**PROBLEM TO SOLVE**
Extract the records below word for word and ignore the images.

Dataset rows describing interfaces
━━━━━━━━━━

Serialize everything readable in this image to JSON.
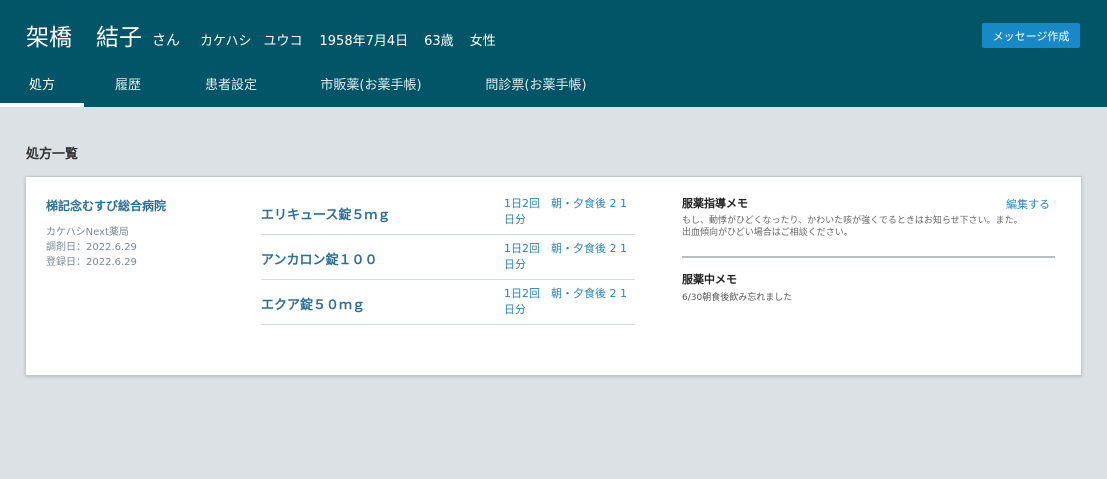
{
  "patient": {
    "family_name": "架橋",
    "given_name": "結子",
    "honorific": "さん",
    "kana_family": "カケハシ",
    "kana_given": "ユウコ",
    "birthdate": "1958年7月4日",
    "age": "63歳",
    "sex": "女性"
  },
  "header": {
    "message_button": "メッセージ作成"
  },
  "tabs": [
    {
      "label": "処方",
      "active": true
    },
    {
      "label": "履歴",
      "active": false
    },
    {
      "label": "患者設定",
      "active": false
    },
    {
      "label": "市販薬(お薬手帳)",
      "active": false
    },
    {
      "label": "問診票(お薬手帳)",
      "active": false
    }
  ],
  "main": {
    "section_title": "処方一覧"
  },
  "prescription": {
    "hospital": "梯記念むすび総合病院",
    "pharmacy": "カケハシNext薬局",
    "dispensed": "調剤日：2022.6.29",
    "registered": "登録日：2022.6.29",
    "drugs": [
      {
        "name": "エリキュース錠５ｍｇ",
        "dosage": "1日2回　朝・夕食後 2 1日分"
      },
      {
        "name": "アンカロン錠１００",
        "dosage": "1日2回　朝・夕食後 2 1日分"
      },
      {
        "name": "エクア錠５０ｍｇ",
        "dosage": "1日2回　朝・夕食後 2 1日分"
      }
    ]
  },
  "memo": {
    "guidance_title": "服薬指導メモ",
    "edit_label": "編集する",
    "guidance_line1": "もし、動悸がひどくなったり、かわいた咳が強くでるときはお知らせ下さい。また。",
    "guidance_line2": "出血傾向がひどい場合はご相談ください。",
    "current_title": "服薬中メモ",
    "current_text": "6/30朝食後飲み忘れました"
  },
  "colors": {
    "header_bg": "#025567",
    "accent_button": "#1789c7",
    "link": "#2d6f98",
    "page_bg": "#dbe1e4"
  }
}
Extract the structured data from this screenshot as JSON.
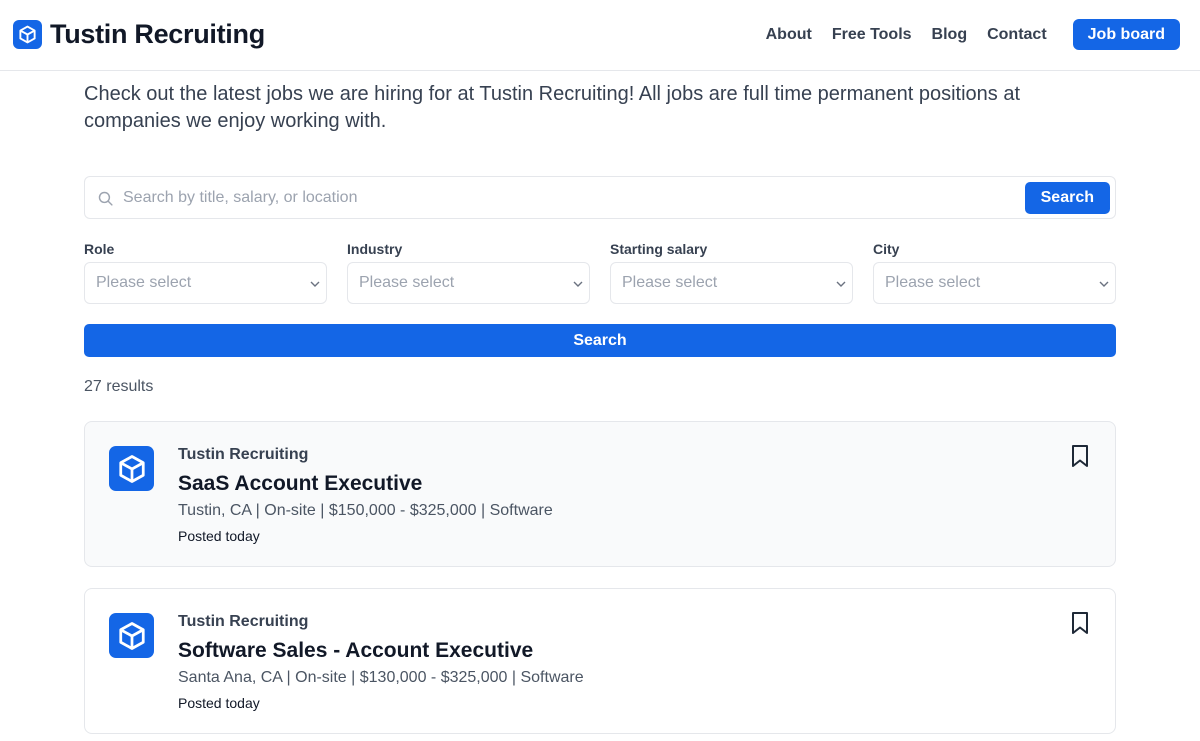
{
  "header": {
    "brand_name": "Tustin Recruiting",
    "nav": [
      "About",
      "Free Tools",
      "Blog",
      "Contact"
    ],
    "cta": "Job board"
  },
  "intro": "Check out the latest jobs we are hiring for at Tustin Recruiting! All jobs are full time permanent positions at companies we enjoy working with.",
  "search": {
    "placeholder": "Search by title, salary, or location",
    "button": "Search"
  },
  "filters": [
    {
      "label": "Role",
      "value": "Please select"
    },
    {
      "label": "Industry",
      "value": "Please select"
    },
    {
      "label": "Starting salary",
      "value": "Please select"
    },
    {
      "label": "City",
      "value": "Please select"
    }
  ],
  "search_all_button": "Search",
  "results_count": "27 results",
  "jobs": [
    {
      "company": "Tustin Recruiting",
      "title": "SaaS Account Executive",
      "meta": "Tustin, CA  |  On-site | $150,000 - $325,000 | Software",
      "posted": "Posted today"
    },
    {
      "company": "Tustin Recruiting",
      "title": "Software Sales - Account Executive",
      "meta": "Santa Ana, CA  |  On-site | $130,000 - $325,000 | Software",
      "posted": "Posted today"
    }
  ],
  "colors": {
    "accent": "#1466e6",
    "border": "#e5e7eb",
    "placeholder": "#9ca3af"
  },
  "icons": {
    "brand": "cube-icon",
    "search": "search-icon",
    "select": "chevron-down-icon",
    "bookmark": "bookmark-icon"
  }
}
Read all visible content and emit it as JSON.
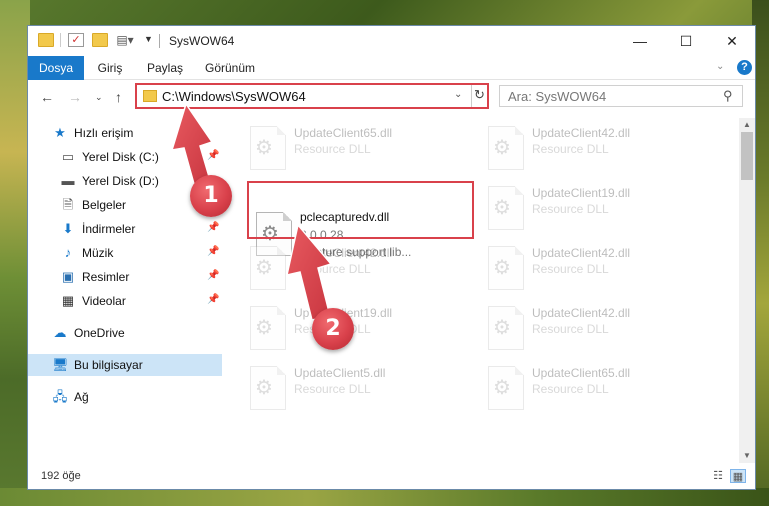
{
  "window": {
    "title": "SysWOW64"
  },
  "window_controls": {
    "minimize": "—",
    "maximize": "☐",
    "close": "✕"
  },
  "ribbon": {
    "tabs": [
      {
        "label": "Dosya",
        "active": true
      },
      {
        "label": "Giriş",
        "active": false
      },
      {
        "label": "Paylaş",
        "active": false
      },
      {
        "label": "Görünüm",
        "active": false
      }
    ],
    "help": "?"
  },
  "address_bar": {
    "path": "C:\\Windows\\SysWOW64"
  },
  "search": {
    "placeholder": "Ara: SysWOW64"
  },
  "sidebar": {
    "items": [
      {
        "label": "Hızlı erişim",
        "icon": "star-icon",
        "pinned": false
      },
      {
        "label": "Yerel Disk (C:)",
        "icon": "drive-icon",
        "pinned": true
      },
      {
        "label": "Yerel Disk (D:)",
        "icon": "drive-icon",
        "pinned": false
      },
      {
        "label": "Belgeler",
        "icon": "documents-icon",
        "pinned": true
      },
      {
        "label": "İndirmeler",
        "icon": "downloads-icon",
        "pinned": true
      },
      {
        "label": "Müzik",
        "icon": "music-icon",
        "pinned": true
      },
      {
        "label": "Resimler",
        "icon": "pictures-icon",
        "pinned": true
      },
      {
        "label": "Videolar",
        "icon": "videos-icon",
        "pinned": true
      },
      {
        "label": "OneDrive",
        "icon": "cloud-icon",
        "pinned": false
      },
      {
        "label": "Bu bilgisayar",
        "icon": "computer-icon",
        "pinned": false,
        "selected": true
      },
      {
        "label": "Ağ",
        "icon": "network-icon",
        "pinned": false
      }
    ]
  },
  "files": [
    {
      "name": "UpdateClient65.dll",
      "line2": "Resource DLL",
      "faded": true
    },
    {
      "name": "UpdateClient42.dll",
      "line2": "Resource DLL",
      "faded": true
    },
    {
      "name": "pclecapturedv.dll",
      "line2": "2.0.0.28",
      "line3": "Capture support lib...",
      "faded": false,
      "highlighted": true
    },
    {
      "name": "UpdateClient19.dll",
      "line2": "Resource DLL",
      "faded": true
    },
    {
      "name": "UpdateClient42.dll",
      "line2": "Resource DLL",
      "faded": true
    },
    {
      "name": "UpdateClient42.dll",
      "line2": "Resource DLL",
      "faded": true
    },
    {
      "name": "UpdateClient19.dll",
      "line2": "Resource DLL",
      "faded": true
    },
    {
      "name": "UpdateClient42.dll",
      "line2": "Resource DLL",
      "faded": true
    },
    {
      "name": "UpdateClient5.dll",
      "line2": "Resource DLL",
      "faded": true
    },
    {
      "name": "UpdateClient65.dll",
      "line2": "Resource DLL",
      "faded": true
    }
  ],
  "status": {
    "item_count": "192 öğe"
  },
  "annotations": {
    "step1": "1",
    "step2": "2"
  },
  "colors": {
    "accent": "#1979ca",
    "annotation": "#d9414b",
    "selection": "#cce4f7"
  }
}
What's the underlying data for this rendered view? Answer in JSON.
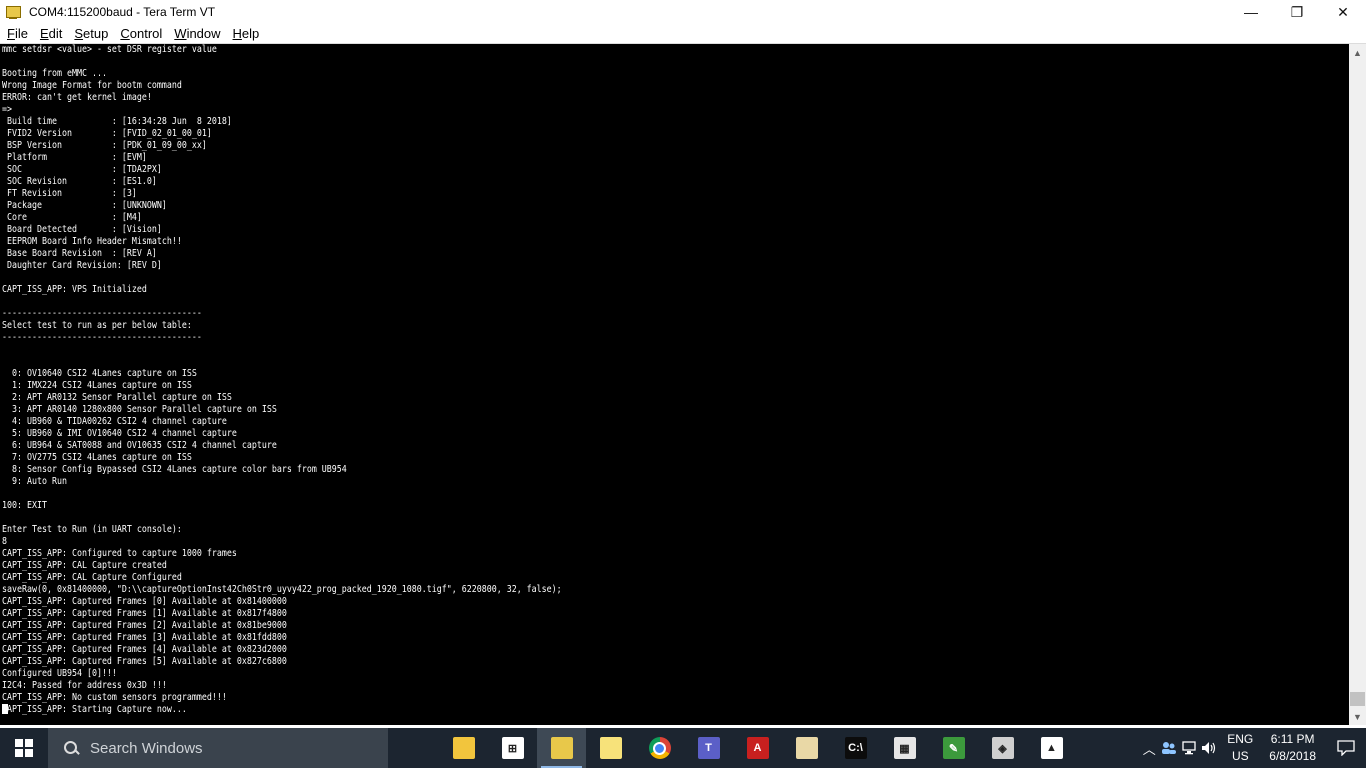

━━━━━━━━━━

**REPLY TO THE EXERCISE**
Serialize everything readable in this image to JSON.
{
  "patient": {
    "family_name": "架橋",
    "given_name": "結子",
    "honorific": "さん",
    "kana_family": "カケハシ",
    "kana_given": "ユウコ",
    "birthdate": "1958年7月4日",
    "age": "63歳",
    "sex": "女性"
  },
  "header": {
    "message_button": "メッセージ作成"
  },
  "tabs": [
    {
      "label": "処方",
      "active": true
    },
    {
      "label": "履歴",
      "active": false
    },
    {
      "label": "患者設定",
      "active": false
    },
    {
      "label": "市販薬(お薬手帳)",
      "active": false
    },
    {
      "label": "問診票(お薬手帳)",
      "active": false
    }
  ],
  "main": {
    "section_title": "処方一覧"
  },
  "prescription": {
    "hospital": "梯記念むすび総合病院",
    "pharmacy": "カケハシNext薬局",
    "dispensed": "調剤日：2022.6.29",
    "registered": "登録日：2022.6.29",
    "drugs": [
      {
        "name": "エリキュース錠５ｍｇ",
        "dosage": "1日2回　朝・夕食後 2 1日分"
      },
      {
        "name": "アンカロン錠１００",
        "dosage": "1日2回　朝・夕食後 2 1日分"
      },
      {
        "name": "エクア錠５０ｍｇ",
        "dosage": "1日2回　朝・夕食後 2 1日分"
      }
    ]
  },
  "memo": {
    "guidance_title": "服薬指導メモ",
    "edit_label": "編集する",
    "guidance_line1": "もし、動悸がひどくなったり、かわいた咳が強くでるときはお知らせ下さい。また。",
    "guidance_line2": "出血傾向がひどい場合はご相談ください。",
    "current_title": "服薬中メモ",
    "current_text": "6/30朝食後飲み忘れました"
  },
  "colors": {
    "header_bg": "#025567",
    "accent_button": "#1789c7",
    "link": "#2d6f98",
    "page_bg": "#dbe1e4"
  }
}
Extract the structured data from this screenshot as JSON.
{
  "header": {
    "brand_name": "Tustin Recruiting",
    "nav": [
      "About",
      "Free Tools",
      "Blog",
      "Contact"
    ],
    "cta": "Job board"
  },
  "intro": "Check out the latest jobs we are hiring for at Tustin Recruiting! All jobs are full time permanent positions at companies we enjoy working with.",
  "search": {
    "placeholder": "Search by title, salary, or location",
    "button": "Search"
  },
  "filters": [
    {
      "label": "Role",
      "value": "Please select"
    },
    {
      "label": "Industry",
      "value": "Please select"
    },
    {
      "label": "Starting salary",
      "value": "Please select"
    },
    {
      "label": "City",
      "value": "Please select"
    }
  ],
  "search_all_button": "Search",
  "results_count": "27 results",
  "jobs": [
    {
      "company": "Tustin Recruiting",
      "title": "SaaS Account Executive",
      "meta": "Tustin, CA  |  On-site | $150,000 - $325,000 | Software",
      "posted": "Posted today"
    },
    {
      "company": "Tustin Recruiting",
      "title": "Software Sales - Account Executive",
      "meta": "Santa Ana, CA  |  On-site | $130,000 - $325,000 | Software",
      "posted": "Posted today"
    }
  ],
  "colors": {
    "accent": "#1466e6",
    "border": "#e5e7eb",
    "placeholder": "#9ca3af"
  },
  "icons": {
    "brand": "cube-icon",
    "search": "search-icon",
    "select": "chevron-down-icon",
    "bookmark": "bookmark-icon"
  }
}
Read all visible content and emit it as JSON.
{
  "window": {
    "title": "SysWOW64"
  },
  "window_controls": {
    "minimize": "—",
    "maximize": "☐",
    "close": "✕"
  },
  "ribbon": {
    "tabs": [
      {
        "label": "Dosya",
        "active": true
      },
      {
        "label": "Giriş",
        "active": false
      },
      {
        "label": "Paylaş",
        "active": false
      },
      {
        "label": "Görünüm",
        "active": false
      }
    ],
    "help": "?"
  },
  "address_bar": {
    "path": "C:\\Windows\\SysWOW64"
  },
  "search": {
    "placeholder": "Ara: SysWOW64"
  },
  "sidebar": {
    "items": [
      {
        "label": "Hızlı erişim",
        "icon": "star-icon",
        "pinned": false
      },
      {
        "label": "Yerel Disk (C:)",
        "icon": "drive-icon",
        "pinned": true
      },
      {
        "label": "Yerel Disk (D:)",
        "icon": "drive-icon",
        "pinned": false
      },
      {
        "label": "Belgeler",
        "icon": "documents-icon",
        "pinned": true
      },
      {
        "label": "İndirmeler",
        "icon": "downloads-icon",
        "pinned": true
      },
      {
        "label": "Müzik",
        "icon": "music-icon",
        "pinned": true
      },
      {
        "label": "Resimler",
        "icon": "pictures-icon",
        "pinned": true
      },
      {
        "label": "Videolar",
        "icon": "videos-icon",
        "pinned": true
      },
      {
        "label": "OneDrive",
        "icon": "cloud-icon",
        "pinned": false
      },
      {
        "label": "Bu bilgisayar",
        "icon": "computer-icon",
        "pinned": false,
        "selected": true
      },
      {
        "label": "Ağ",
        "icon": "network-icon",
        "pinned": false
      }
    ]
  },
  "files": [
    {
      "name": "UpdateClient65.dll",
      "line2": "Resource DLL",
      "faded": true
    },
    {
      "name": "UpdateClient42.dll",
      "line2": "Resource DLL",
      "faded": true
    },
    {
      "name": "pclecapturedv.dll",
      "line2": "2.0.0.28",
      "line3": "Capture support lib...",
      "faded": false,
      "highlighted": true
    },
    {
      "name": "UpdateClient19.dll",
      "line2": "Resource DLL",
      "faded": true
    },
    {
      "name": "UpdateClient42.dll",
      "line2": "Resource DLL",
      "faded": true
    },
    {
      "name": "UpdateClient42.dll",
      "line2": "Resource DLL",
      "faded": true
    },
    {
      "name": "UpdateClient19.dll",
      "line2": "Resource DLL",
      "faded": true
    },
    {
      "name": "UpdateClient42.dll",
      "line2": "Resource DLL",
      "faded": true
    },
    {
      "name": "UpdateClient5.dll",
      "line2": "Resource DLL",
      "faded": true
    },
    {
      "name": "UpdateClient65.dll",
      "line2": "Resource DLL",
      "faded": true
    }
  ],
  "status": {
    "item_count": "192 öğe"
  },
  "annotations": {
    "step1": "1",
    "step2": "2"
  },
  "colors": {
    "accent": "#1979ca",
    "annotation": "#d9414b",
    "selection": "#cce4f7"
  }
}
What's the underlying data for this rendered view? Answer in JSON.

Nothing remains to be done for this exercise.